New Washington Township, Clark County, Indiana was organized in 1816. The village of New Washington was laid out in 1815 by David Copple, Bala Johnson and Adam Keller, all of whom owned land in the vicinity. They platted 128 lots, each 90x150 feet. There were roads to Charlestown, the Ohio River and Scott and Jefferson Counties. Because New Washington was on the main roads to Madison and Lexington, it grew rapidly.
Taverns with stores and produce exchanges were common. The first was operated by John Lowder, then came Joseph Bowers, Jacob Duges, Robert Tilford, William Robinson, and others. Mills were an early industry, either water mills or, sometimes, horse mills.
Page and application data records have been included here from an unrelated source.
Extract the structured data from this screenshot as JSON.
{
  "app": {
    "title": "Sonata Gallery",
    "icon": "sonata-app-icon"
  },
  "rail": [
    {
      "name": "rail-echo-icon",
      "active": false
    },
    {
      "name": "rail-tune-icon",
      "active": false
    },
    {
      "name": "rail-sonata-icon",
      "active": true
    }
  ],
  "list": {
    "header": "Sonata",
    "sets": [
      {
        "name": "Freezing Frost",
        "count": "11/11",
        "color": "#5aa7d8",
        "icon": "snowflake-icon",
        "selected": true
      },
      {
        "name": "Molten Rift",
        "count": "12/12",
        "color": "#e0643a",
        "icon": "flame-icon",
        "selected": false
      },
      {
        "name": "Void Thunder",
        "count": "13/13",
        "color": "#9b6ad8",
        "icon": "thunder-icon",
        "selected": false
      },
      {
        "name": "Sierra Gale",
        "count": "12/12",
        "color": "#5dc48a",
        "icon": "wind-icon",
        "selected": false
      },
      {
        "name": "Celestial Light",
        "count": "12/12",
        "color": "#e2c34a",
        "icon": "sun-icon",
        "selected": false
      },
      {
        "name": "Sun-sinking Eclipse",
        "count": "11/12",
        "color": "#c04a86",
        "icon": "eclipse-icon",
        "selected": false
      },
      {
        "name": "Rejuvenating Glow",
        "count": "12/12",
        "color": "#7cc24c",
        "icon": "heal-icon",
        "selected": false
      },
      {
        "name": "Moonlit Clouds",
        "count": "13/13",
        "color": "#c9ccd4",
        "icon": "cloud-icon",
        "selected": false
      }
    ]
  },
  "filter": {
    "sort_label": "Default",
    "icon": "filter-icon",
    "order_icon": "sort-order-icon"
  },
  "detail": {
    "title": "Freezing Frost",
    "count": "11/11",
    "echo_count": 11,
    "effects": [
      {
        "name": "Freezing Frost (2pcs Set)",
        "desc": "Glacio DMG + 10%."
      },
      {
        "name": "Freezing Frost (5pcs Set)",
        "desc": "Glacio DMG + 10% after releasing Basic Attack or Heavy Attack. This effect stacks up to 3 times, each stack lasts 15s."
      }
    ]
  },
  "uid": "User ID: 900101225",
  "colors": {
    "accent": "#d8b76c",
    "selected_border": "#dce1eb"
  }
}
Stills were also important, many of them associated with mills. Both whiskey and brandy could be traded to the Indianans for furs. Among the first distillers, most of whom were on Fourteen Mile Creek, were James Owens, Andrew Bowers, and James Smith. Corn produced about three gallons of whiskey per bushel; peach brandy was popular, and often made by local settlers. Tanneries, while not as common as still houses, were still frequent, and another early industry. Andrew Kimberlin began the first in 1812-1813, before the town was laid out. A Post Office was established in 1817, once the town had fifty to sixty inhabitants. Mail was carried by horseback, starting at Jeffersonville, through Madison, New Washington and Charleston. Early Post Masters, although not the first, included Joseph Bower and Robert Tilford.
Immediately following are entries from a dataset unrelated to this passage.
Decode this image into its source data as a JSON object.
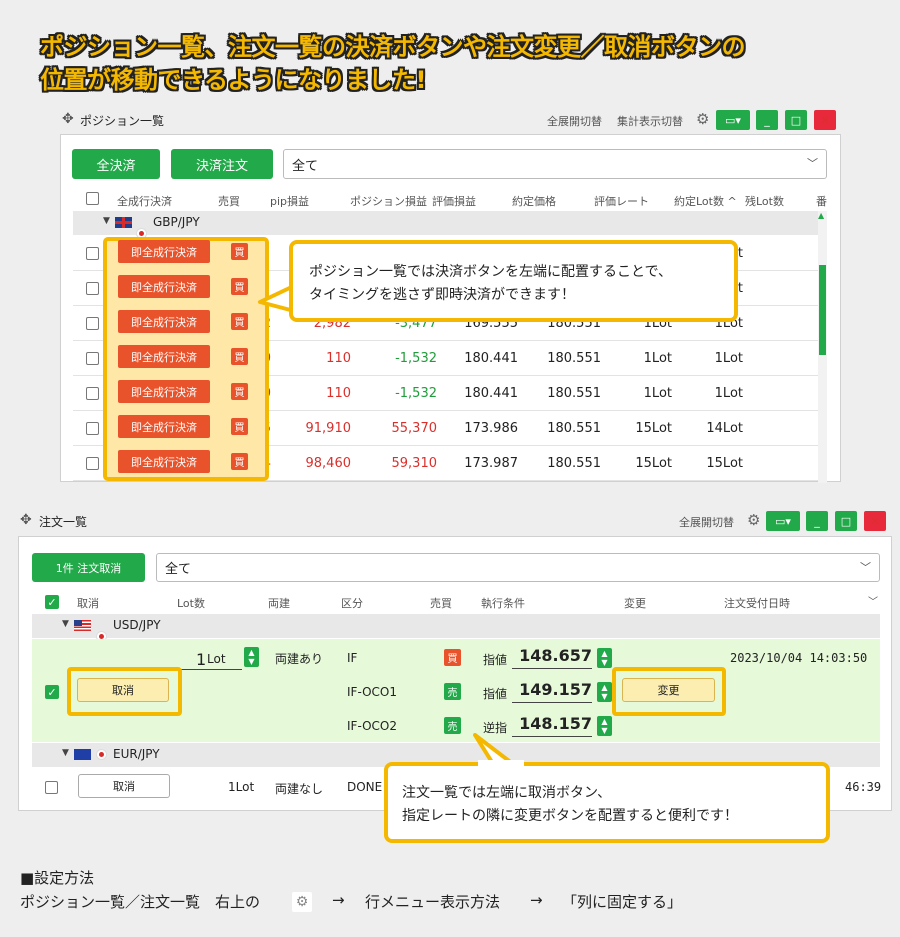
{
  "headline": {
    "line1": "ポジション一覧、注文一覧の決済ボタンや注文変更／取消ボタンの",
    "line2": "位置が移動できるようになりました!"
  },
  "position_panel": {
    "title": "ポジション一覧",
    "toolbar": {
      "expand": "全展開切替",
      "summary": "集計表示切替"
    },
    "buttons": {
      "close_all": "全決済",
      "close_order": "決済注文"
    },
    "filter": "全て",
    "headers": [
      "全成行決済",
      "売買",
      "pip損益",
      "ポジション損益",
      "評価損益",
      "約定価格",
      "評価レート",
      "約定Lot数 ^",
      "残Lot数",
      "番"
    ],
    "group": "GBP/JPY",
    "rows": [
      {
        "action": "即全成行決済",
        "side": "買",
        "pip": "",
        "pnl": "",
        "eval": "",
        "price": "",
        "rate": "",
        "lot": "",
        "remain": "1Lot"
      },
      {
        "action": "即全成行決済",
        "side": "買",
        "pip": "",
        "pnl": "",
        "eval": "",
        "price": "",
        "rate": "",
        "lot": "",
        "remain": "1Lot"
      },
      {
        "action": "即全成行決済",
        "side": "買",
        "pip": "2,982",
        "pnl": "2,982",
        "eval": "-3,477",
        "price": "169.555",
        "rate": "180.551",
        "lot": "1Lot",
        "remain": "1Lot"
      },
      {
        "action": "即全成行決済",
        "side": "買",
        "pip": "110",
        "pnl": "110",
        "eval": "-1,532",
        "price": "180.441",
        "rate": "180.551",
        "lot": "1Lot",
        "remain": "1Lot"
      },
      {
        "action": "即全成行決済",
        "side": "買",
        "pip": "110",
        "pnl": "110",
        "eval": "-1,532",
        "price": "180.441",
        "rate": "180.551",
        "lot": "1Lot",
        "remain": "1Lot"
      },
      {
        "action": "即全成行決済",
        "side": "買",
        "pip": "6,565",
        "pnl": "91,910",
        "eval": "55,370",
        "price": "173.986",
        "rate": "180.551",
        "lot": "15Lot",
        "remain": "14Lot"
      },
      {
        "action": "即全成行決済",
        "side": "買",
        "pip": "6,564",
        "pnl": "98,460",
        "eval": "59,310",
        "price": "173.987",
        "rate": "180.551",
        "lot": "15Lot",
        "remain": "15Lot"
      }
    ],
    "callout": {
      "line1": "ポジション一覧では決済ボタンを左端に配置することで、",
      "line2": "タイミングを逃さず即時決済ができます！"
    }
  },
  "order_panel": {
    "title": "注文一覧",
    "toolbar": {
      "expand": "全展開切替"
    },
    "buttons": {
      "cancel_selected": "1件 注文取消"
    },
    "filter": "全て",
    "headers": [
      "取消",
      "Lot数",
      "両建",
      "区分",
      "売買",
      "執行条件",
      "変更",
      "注文受付日時"
    ],
    "group1": "USD/JPY",
    "order": {
      "cancel": "取消",
      "lot_value": "1",
      "lot_unit": "Lot",
      "hedge": "両建あり",
      "change": "変更",
      "datetime": "2023/10/04 14:03:50",
      "legs": [
        {
          "type": "IF",
          "side": "買",
          "cond": "指値",
          "price": "148.657"
        },
        {
          "type": "IF-OCO1",
          "side": "売",
          "cond": "指値",
          "price": "149.157"
        },
        {
          "type": "IF-OCO2",
          "side": "売",
          "cond": "逆指",
          "price": "148.157"
        }
      ]
    },
    "group2": "EUR/JPY",
    "order2": {
      "cancel": "取消",
      "lot": "1Lot",
      "hedge": "両建なし",
      "type": "DONE",
      "datetime_tail": "46:39"
    },
    "callout": {
      "line1": "注文一覧では左端に取消ボタン、",
      "line2": "指定レートの隣に変更ボタンを配置すると便利です！"
    }
  },
  "setup": {
    "heading": "■設定方法",
    "step1": "ポジション一覧／注文一覧　右上の",
    "arrow1": "→",
    "step2": "行メニュー表示方法",
    "arrow2": "→",
    "step3": "「列に固定する」"
  },
  "colors": {
    "accent_green": "#22a94a",
    "order_orange": "#e9532b",
    "highlight_yellow": "#f5b800",
    "row_green": "#e6f9d9"
  }
}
In 1819 Bala Johnson added an addition to the west side of town, with an additional nine lots. David Frazier, resident before 1820, who ran a gristmill and later a sawmill, was also a wheelwright and edge toolmaker, while Charles Downey became the first blacksmith about 1820. A Baptist church was also built in town in 1820, of hewed logs.
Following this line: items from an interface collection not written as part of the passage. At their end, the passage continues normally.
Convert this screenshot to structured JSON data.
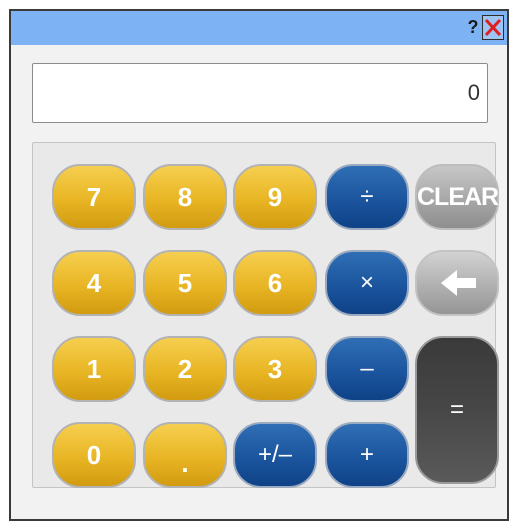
{
  "titlebar": {
    "help_label": "?",
    "close_icon": "close-x-icon",
    "close_color": "#e02020"
  },
  "display": {
    "value": "0"
  },
  "keys": {
    "seven": "7",
    "eight": "8",
    "nine": "9",
    "divide": "÷",
    "clear": "CLEAR",
    "four": "4",
    "five": "5",
    "six": "6",
    "multiply": "×",
    "backspace_icon": "arrow-left-icon",
    "one": "1",
    "two": "2",
    "three": "3",
    "subtract": "–",
    "equals": "=",
    "zero": "0",
    "decimal": ".",
    "negate": "+/–",
    "add": "+"
  },
  "colors": {
    "titlebar": "#7db3f5",
    "number_key": "#e8b524",
    "operator_key": "#1b559e",
    "clear_key": "#a7a7a7",
    "equals_key": "#474747"
  }
}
By 1833 the Indiana Gazetteer described New Washington as a post-town with 150 inhabitants, 3 mercantile stores, and several mechanics of various trades.